There is a rich and compelling force of the writing of Angela Carter which effectively suspends our disbelief in her subject matter
There is a rich and compelling force of the writing of Angela Carter, which effectively suspends our disbelief in her subject matter.
Discuss.Carter was a notable promoter of magic realism, who added into it Gothic themes, violence, and eroticism. She utilized throughout her work the language and characteristic motifs of the fantasy genre. Her work represents a successful combination of post-modern literary theories and feminist politics. Within the captivating short stories in “The Bloody Chamber”, Carter talks bout masculinity and femininity and the way society looks at it. She is able to combine the two together very well through fairy tales and using it as a way to explore the female identity.
Carter is seen by many as “attempting to recapture the lost lands of her sex, and as writing, for herself and her fellows, a kind of archaeology of the female psyche, in which the fairy tales of the little girl, the Romances of the teenager, and then the sharper tones of the young adult, are scrutinised with the cold eye of the boudoir philosopher”.In “The Bloody Chamber”, Angela Carter reworks some of the West’s best-known fairy-tales, transforming them with “brilliantly baroque imagery” and from a perspective that owes almost as much to Freud as it does to feminism.Some readers of Angela Carter’s “The Bloody Chamber” have seen its narrator-protagonist as a passive young woman who makes little attempt to avoid her apparent fate. Several features of the text, however, suggest that the protagonist is rather a woman in process, a person who fluctuates between passivity and action.
The features that suggest a woman in process are Carter’s engagement of ideas also appearing in Susan Gubar’s essay on Isak Dinesen’s short story “The Blank Page”; Carter’s use of mirrors to show the protagonist’s emerging sense of subjectivity; and references to Richard Wagner’s opera Tristan and Isolde (Notes on Revisionist Fairy Tales). In addition, the heroine’s comments at the end of the story indicate that she continues to be a woman in process, relating her story as an attempt to expiate her shame.
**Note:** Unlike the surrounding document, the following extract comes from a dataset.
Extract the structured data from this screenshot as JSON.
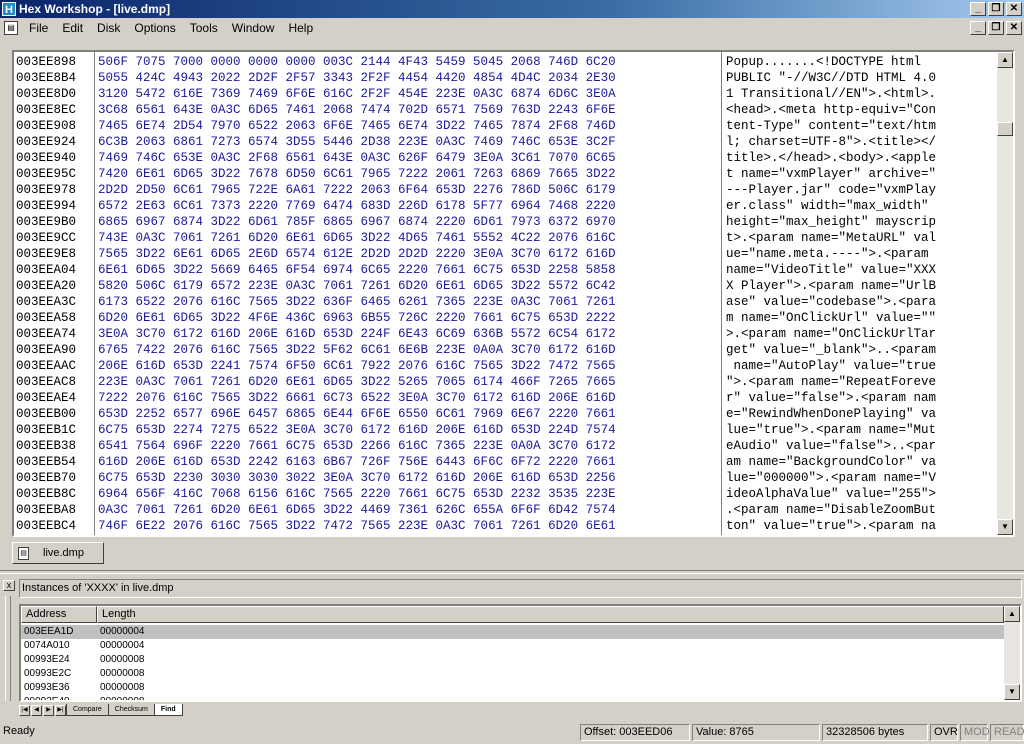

Carter’s women are allowed a vigour that enables them to save themselves or rescue each other, unlike the women of the traditional fairy-tales. Angela Carters use of desperate circumstances transforms the fairy tale conventions beyond its boundaries and into the realm of gothic fantasy. She also uses sustained periods of tense feelings to create an atmosphere of pressure fear.
Also by adding horrific detail and descriptive/strong references to sexuality the story no longer fits into the classic fairy tale genre.When describing Marquis, Carter uses a lot of heavy descriptions, giving every word and ominous meaning and thus leaving us with disturbing images of his character. When telling us of the heroine’s first opera visit, Carter highlights the perversity of their age difference through very subtle and tactful ways. She does not give us figures, but situations that show the girl’s premature ness and Marquis’ maturity.
For example the first time the protagonist goes to the opera is when she was a mere child, yet Marquis was already married to his opera singer wife at that time.When describing the gift Marquis gave his naï¿½ve, infantile wife; the ruby chocker, Carter uses many similes/imageries linking to blood and flesh. In doing so, she is able to create an extremely pervert and extraordinary environment for us, conveying a sense of terror within the readers. Her reference to “the Terror” brings blood and gore to our minds, as we remember the aristocrats being guillotined. The dark, red, black images we are presented with bring us back to the Gothic genre, breaking fairy tale boundaries.
Carter does not always use blood to signify terror, but she uses it to show innocence and naivety; when “the blood rushed to her face again”, the blood rises here out of shyness.Many find it difficult to read Carter’s work as a feminist story, but at times as an anti-feminist one. The protagonist seems to pathetic, childish and so weak that she allows herself to get corrupted. There are many moments when she lets herself be infantilised by Marquis, through the way he talks to her, “pets” her and even looks at her.
Carter is able to correct these readers’ misconception by introducing the mother who possess masculine characteristics as the protagonist’s saviour, “knight in shining armour”. The grand entrance of the mother on her horse has a lot of classical imagery, making it very powerful; allowing the mother to break the binary system between victim and victor.Angela Carter makes good use of narrative, plots, imagery and language to create scenes in horrific detail that helps to capture the reader’s attention.